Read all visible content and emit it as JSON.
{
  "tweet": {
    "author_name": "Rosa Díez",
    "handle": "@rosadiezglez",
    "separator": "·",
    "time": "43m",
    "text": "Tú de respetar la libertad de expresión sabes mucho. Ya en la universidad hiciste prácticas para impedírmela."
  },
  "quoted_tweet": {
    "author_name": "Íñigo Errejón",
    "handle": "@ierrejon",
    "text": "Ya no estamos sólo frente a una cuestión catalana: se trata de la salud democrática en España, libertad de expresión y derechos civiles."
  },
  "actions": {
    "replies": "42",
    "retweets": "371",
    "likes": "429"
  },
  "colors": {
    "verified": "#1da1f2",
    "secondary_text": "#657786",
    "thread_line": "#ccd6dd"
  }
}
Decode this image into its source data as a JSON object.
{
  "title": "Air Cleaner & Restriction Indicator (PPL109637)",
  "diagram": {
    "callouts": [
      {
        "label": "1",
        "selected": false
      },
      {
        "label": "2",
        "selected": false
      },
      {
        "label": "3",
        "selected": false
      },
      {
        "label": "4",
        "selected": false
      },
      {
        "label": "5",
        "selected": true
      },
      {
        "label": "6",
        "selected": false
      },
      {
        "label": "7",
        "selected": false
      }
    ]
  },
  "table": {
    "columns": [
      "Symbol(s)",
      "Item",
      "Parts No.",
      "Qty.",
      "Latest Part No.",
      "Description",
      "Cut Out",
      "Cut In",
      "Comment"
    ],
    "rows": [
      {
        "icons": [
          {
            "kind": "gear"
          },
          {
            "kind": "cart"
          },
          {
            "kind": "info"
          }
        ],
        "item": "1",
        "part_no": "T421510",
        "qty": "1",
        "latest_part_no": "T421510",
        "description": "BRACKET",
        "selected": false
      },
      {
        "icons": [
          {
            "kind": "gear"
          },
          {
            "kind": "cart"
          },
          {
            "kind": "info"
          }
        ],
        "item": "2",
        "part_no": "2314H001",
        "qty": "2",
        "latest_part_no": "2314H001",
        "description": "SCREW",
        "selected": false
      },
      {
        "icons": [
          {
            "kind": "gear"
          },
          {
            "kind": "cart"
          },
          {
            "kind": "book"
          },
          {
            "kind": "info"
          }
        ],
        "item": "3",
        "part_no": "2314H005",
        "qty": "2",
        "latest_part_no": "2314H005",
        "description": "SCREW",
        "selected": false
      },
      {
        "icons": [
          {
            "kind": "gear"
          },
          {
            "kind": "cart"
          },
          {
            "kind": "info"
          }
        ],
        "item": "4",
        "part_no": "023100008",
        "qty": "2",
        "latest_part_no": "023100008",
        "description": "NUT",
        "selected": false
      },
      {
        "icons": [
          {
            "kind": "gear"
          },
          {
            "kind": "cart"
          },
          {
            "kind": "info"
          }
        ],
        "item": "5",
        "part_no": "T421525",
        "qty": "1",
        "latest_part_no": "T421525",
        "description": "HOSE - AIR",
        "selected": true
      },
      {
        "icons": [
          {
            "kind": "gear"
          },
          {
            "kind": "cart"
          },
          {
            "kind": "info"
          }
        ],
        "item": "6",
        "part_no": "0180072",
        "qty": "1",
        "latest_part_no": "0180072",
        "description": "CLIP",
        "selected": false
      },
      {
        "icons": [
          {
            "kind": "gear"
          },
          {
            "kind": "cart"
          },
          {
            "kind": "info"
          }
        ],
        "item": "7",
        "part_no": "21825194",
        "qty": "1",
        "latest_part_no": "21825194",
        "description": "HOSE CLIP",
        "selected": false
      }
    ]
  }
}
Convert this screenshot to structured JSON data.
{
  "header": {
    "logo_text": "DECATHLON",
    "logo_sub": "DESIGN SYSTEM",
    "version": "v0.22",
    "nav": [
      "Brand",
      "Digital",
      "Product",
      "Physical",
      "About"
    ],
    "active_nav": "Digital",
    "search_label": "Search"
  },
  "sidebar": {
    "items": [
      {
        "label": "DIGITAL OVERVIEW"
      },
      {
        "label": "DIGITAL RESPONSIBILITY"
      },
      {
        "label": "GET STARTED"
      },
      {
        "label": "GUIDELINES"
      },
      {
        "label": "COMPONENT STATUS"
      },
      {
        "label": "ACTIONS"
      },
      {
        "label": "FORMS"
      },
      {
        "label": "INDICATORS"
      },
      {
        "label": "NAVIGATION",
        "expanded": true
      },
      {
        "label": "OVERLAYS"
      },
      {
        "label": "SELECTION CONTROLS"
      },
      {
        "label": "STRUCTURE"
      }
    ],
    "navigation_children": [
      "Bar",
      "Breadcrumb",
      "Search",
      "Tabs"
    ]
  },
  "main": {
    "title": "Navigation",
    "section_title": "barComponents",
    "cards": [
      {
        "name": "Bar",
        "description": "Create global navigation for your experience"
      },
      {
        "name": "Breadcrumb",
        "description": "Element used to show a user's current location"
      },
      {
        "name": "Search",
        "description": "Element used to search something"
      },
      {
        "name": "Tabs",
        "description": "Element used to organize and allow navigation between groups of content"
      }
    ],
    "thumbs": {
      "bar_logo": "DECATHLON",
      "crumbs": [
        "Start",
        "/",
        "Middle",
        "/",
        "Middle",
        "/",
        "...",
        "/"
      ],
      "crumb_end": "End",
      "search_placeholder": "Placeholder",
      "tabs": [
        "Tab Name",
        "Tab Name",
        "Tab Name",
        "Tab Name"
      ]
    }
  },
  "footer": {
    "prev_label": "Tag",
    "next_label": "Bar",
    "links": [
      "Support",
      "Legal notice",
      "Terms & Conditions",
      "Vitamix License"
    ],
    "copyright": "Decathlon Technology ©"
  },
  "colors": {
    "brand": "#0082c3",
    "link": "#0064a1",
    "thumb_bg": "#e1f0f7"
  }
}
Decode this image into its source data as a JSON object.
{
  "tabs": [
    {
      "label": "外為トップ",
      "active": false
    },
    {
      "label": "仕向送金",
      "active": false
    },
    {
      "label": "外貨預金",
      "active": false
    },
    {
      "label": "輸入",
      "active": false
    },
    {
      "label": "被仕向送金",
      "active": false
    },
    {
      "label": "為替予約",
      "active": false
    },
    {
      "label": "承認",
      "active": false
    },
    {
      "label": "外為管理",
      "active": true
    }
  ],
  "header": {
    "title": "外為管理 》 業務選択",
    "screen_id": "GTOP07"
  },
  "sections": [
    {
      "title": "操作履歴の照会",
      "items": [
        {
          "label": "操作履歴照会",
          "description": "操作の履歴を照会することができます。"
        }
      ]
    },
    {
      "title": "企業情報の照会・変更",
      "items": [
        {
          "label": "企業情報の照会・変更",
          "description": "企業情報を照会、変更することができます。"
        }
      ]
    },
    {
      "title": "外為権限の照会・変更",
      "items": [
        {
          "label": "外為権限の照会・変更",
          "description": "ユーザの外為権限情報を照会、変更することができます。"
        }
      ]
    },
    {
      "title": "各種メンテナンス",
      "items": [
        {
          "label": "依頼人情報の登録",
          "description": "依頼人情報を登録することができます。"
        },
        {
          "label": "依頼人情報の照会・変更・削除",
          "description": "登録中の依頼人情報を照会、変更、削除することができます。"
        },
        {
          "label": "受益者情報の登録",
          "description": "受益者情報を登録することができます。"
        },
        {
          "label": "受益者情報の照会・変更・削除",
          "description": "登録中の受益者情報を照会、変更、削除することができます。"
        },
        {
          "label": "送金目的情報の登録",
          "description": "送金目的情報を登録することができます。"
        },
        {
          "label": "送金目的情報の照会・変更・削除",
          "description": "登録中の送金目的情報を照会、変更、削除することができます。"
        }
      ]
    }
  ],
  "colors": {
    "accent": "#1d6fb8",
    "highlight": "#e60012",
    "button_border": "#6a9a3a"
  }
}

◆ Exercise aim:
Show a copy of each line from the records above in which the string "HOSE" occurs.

◆ Exercise output:
        "description": "HOSE - AIR",
        "description": "HOSE CLIP",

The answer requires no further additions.